Mobility and Accessibility Equipment and Durable Medical Equipment
by Jessica Solimando
As we age, we may require assistive equipment to help us do things that were previously simple, such as climbing stairs or standing up from a chair. The majority of older adults have never previously encountered this type of adaptive equipment, and navigating this new world of insurance and vendors can be overwhelming.
What is DME?
It is important first to understand what “Durable Medical Equipment” (DME) is. According to Wikipedia, DME is “any equipment that provides therapeutic benefits to a patient in need because of certain medical conditions and/or illnesses”, such as wheelchairs, canes, walkers, and ventilators. Unfortunately, equipment must also fit all of the following usage criteria:
- provide a therapeutic benefit to a patient in need due to certain medical conditions and/or illnesses
- be prescribed by a licensed provider
- not serve primarily as a comfort or convenience item
- not have significant non-medical uses
So, while a wheelchair is considered DME for one individual, it may not be considered as such for another.
Who Pays for DME?
Unfortunately, Medicare does not typically pay for DME.
Coverage by Medicaid varies state by state, and each state offers multiple Medicaid programs. Medicaid’s policy for se-niors who reside at home usually cover the cost of certain DME, given it is medically necessary and enables the individual to remain living at home rather than in a nursing home (payingforseniorcare.com). If Medicaid will cover the necessary equipment, it often does so through a Medicaid Home and Community Based Services (HCBS) Waiver. These waivers “provide support and services to individuals who need a level of care equivalent to that provided in a nursing home to assist them in living independently”, such as home modifications (payingforseniorcare.com). Unfortunately, these waivers are not Medicaid entitlements, meaning enrollment in these programs is limited.
For veterans whose disabilities are related to service, VA health care will generally provide financial assistance with a large majority of adaptive equipment and home medical devices. HISA Grants are also available for disabled veterans whose disabilities are not military-related. Some states have financial assistance programs for elderly or disabled individuals whose income exceeds Medicaid maximums – some of these programs include home modifications, though these programs vary state-to-state.
For those who are ineligible for financial assistance, tax deductions for medical expenses may be the only source of funding.
What Other Options Are There?
While DME Providers offer products that are typically covered by Medicare and/or Medicaid and usually work with insurance to handle payment, many mobility and accessibility equipment providers exist to fill the gap for equipment that is typically not covered by insurance, or for individuals who do not meet the qualifications for DME use.
Mobility and Accessibility Equipment providers sell residential-use products such as stair lifts, lift chairs, ramps, power scooters, and vertical platform lifts. This equipment provides assistance with common age-related issues, such as going up and down stairs to elevated homes or second-story living quarters, standing up, and walking long distances.
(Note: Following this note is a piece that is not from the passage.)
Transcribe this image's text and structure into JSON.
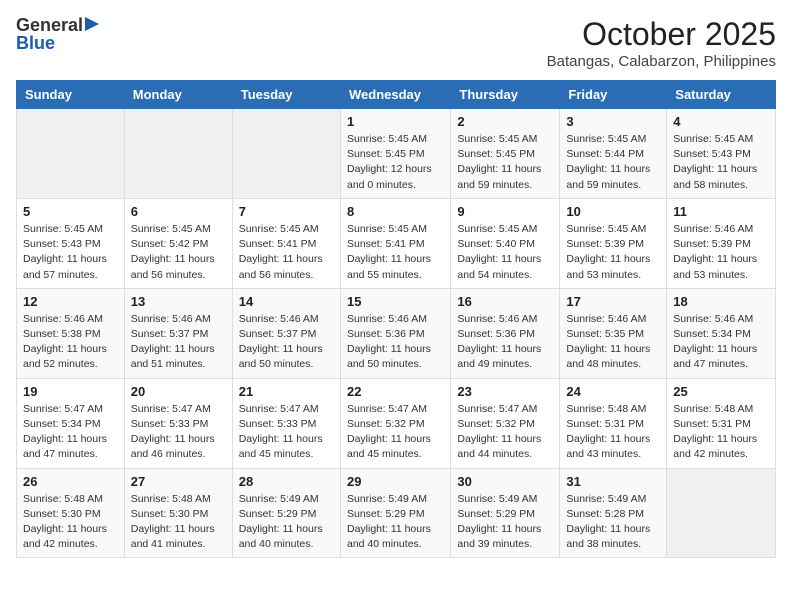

Most of these companies sell directly to consumers, circumventing insurance altogether.
While out-of-pocket costs for such equipment may deter some shoppers, it is important to consider the alternative costs of moving into a new home, moving to an eldercare facility, or medical and emotional costs associated with a fall.
How Do I Find a Company I Can Trust?
It is important to look for a company that holds a “Certified Aging in Place Specialist” designation from the National Association of Homebuilders – proof that they have completed training and screening programs relating home modifications for seniors. It is also important to identify a trustworthy company with a local presence. Before doing business, research the company online and read reviews. Some online companies may look appealing with their low prices, but without a local presence, they may not be able to install the equipment for you, or they may be unavailable in months or years down the road when your equipment requires repairs or preventative maintenance.
101 Mobility Charleston is a great example of a trustworthy company. The company has a local office in Charleston, SC, but is backed by a national brand. They also perform free consultations to ensure they are offering customers the best products for their specific needs, followed by installa-tion and service if necessary. They offer a complimentary service warranty for additional peace of mind, and their staff are knowledgeable and caring. Not only do they have a great product offering, they have numerous positive reviews online, such as the following:
“Brian Clackley with 101 Mobility has been most helpful. He is well informed about the products and has gone above and beyond to help us find the appropriate products for our needs. Brian is most personable and has earned our confidence in him, the company, and the products.”
To learn more about 101 Mobility, visit us online at charlestonsc.101mobility.com